Exercise prompt: Lines of the data that contain the word "range" are the ones to copy.

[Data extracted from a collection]
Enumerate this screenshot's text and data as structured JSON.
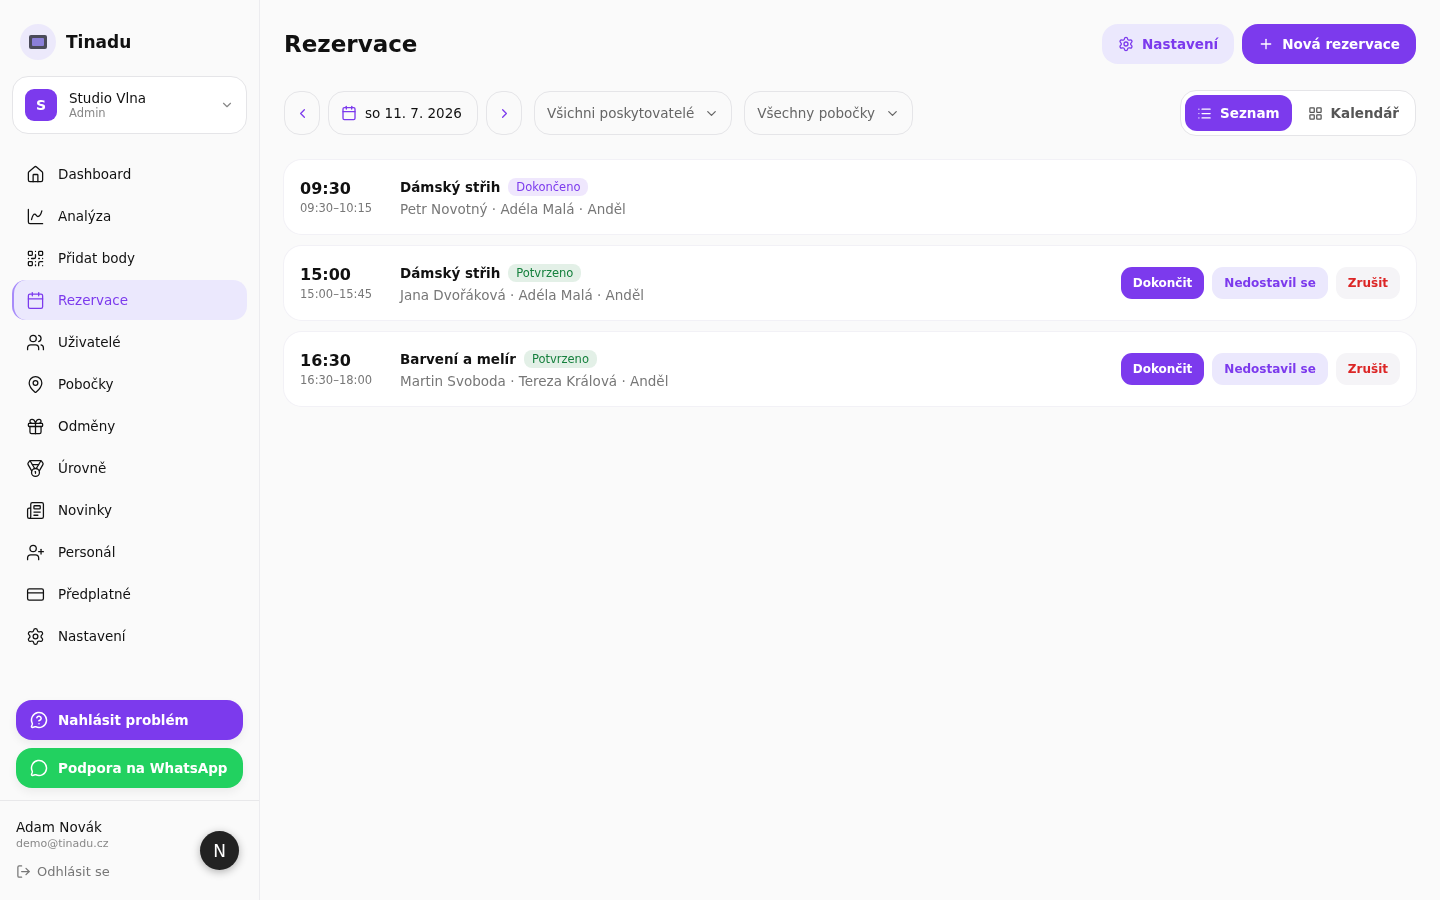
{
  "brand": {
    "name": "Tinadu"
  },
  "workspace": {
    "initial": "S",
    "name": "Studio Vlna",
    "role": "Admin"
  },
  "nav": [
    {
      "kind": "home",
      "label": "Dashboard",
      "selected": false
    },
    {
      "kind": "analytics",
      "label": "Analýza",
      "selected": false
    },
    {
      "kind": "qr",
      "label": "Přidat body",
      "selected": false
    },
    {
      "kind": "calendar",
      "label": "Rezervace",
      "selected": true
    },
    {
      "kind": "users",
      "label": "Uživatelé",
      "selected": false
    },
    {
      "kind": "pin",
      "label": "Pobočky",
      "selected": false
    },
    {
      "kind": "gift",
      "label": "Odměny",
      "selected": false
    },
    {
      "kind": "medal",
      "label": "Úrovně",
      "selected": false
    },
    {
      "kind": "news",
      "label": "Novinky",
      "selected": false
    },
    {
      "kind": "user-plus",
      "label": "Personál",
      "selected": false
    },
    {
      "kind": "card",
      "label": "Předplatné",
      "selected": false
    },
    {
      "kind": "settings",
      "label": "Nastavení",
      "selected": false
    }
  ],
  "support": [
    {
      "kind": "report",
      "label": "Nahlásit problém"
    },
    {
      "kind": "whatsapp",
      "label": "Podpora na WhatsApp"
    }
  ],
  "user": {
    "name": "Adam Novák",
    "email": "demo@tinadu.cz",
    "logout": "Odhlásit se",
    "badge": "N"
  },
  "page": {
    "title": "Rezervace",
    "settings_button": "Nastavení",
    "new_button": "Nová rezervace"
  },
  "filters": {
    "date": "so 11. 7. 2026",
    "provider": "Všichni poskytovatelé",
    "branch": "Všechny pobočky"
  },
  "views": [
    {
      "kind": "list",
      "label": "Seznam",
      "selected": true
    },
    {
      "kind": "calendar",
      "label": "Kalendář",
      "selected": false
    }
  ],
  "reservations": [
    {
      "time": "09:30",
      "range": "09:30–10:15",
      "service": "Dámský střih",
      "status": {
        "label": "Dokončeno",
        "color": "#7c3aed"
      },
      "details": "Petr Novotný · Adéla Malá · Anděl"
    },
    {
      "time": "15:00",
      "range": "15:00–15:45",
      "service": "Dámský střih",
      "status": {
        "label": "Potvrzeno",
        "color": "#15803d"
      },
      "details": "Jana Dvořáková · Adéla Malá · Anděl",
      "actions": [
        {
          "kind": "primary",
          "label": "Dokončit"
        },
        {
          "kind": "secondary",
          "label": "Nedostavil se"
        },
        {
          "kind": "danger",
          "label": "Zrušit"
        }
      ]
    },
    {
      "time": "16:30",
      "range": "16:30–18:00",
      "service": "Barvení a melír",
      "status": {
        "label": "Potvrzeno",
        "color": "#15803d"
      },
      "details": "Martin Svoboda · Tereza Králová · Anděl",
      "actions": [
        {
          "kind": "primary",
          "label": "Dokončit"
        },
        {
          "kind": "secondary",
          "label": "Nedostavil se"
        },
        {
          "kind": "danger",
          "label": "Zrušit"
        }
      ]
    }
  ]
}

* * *

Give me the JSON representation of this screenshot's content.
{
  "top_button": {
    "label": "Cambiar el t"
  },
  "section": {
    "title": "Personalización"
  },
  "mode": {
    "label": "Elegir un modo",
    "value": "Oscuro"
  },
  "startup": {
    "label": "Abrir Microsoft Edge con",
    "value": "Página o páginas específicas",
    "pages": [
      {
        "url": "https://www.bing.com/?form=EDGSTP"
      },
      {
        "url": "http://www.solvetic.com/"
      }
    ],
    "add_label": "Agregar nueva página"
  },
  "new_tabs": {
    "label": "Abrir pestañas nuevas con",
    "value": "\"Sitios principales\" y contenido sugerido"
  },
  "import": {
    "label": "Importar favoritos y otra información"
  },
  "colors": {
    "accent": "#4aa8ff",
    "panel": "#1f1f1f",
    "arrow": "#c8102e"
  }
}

Answer space:
      "range": "09:30–10:15",
      "range": "15:00–15:45",
      "range": "16:30–18:00",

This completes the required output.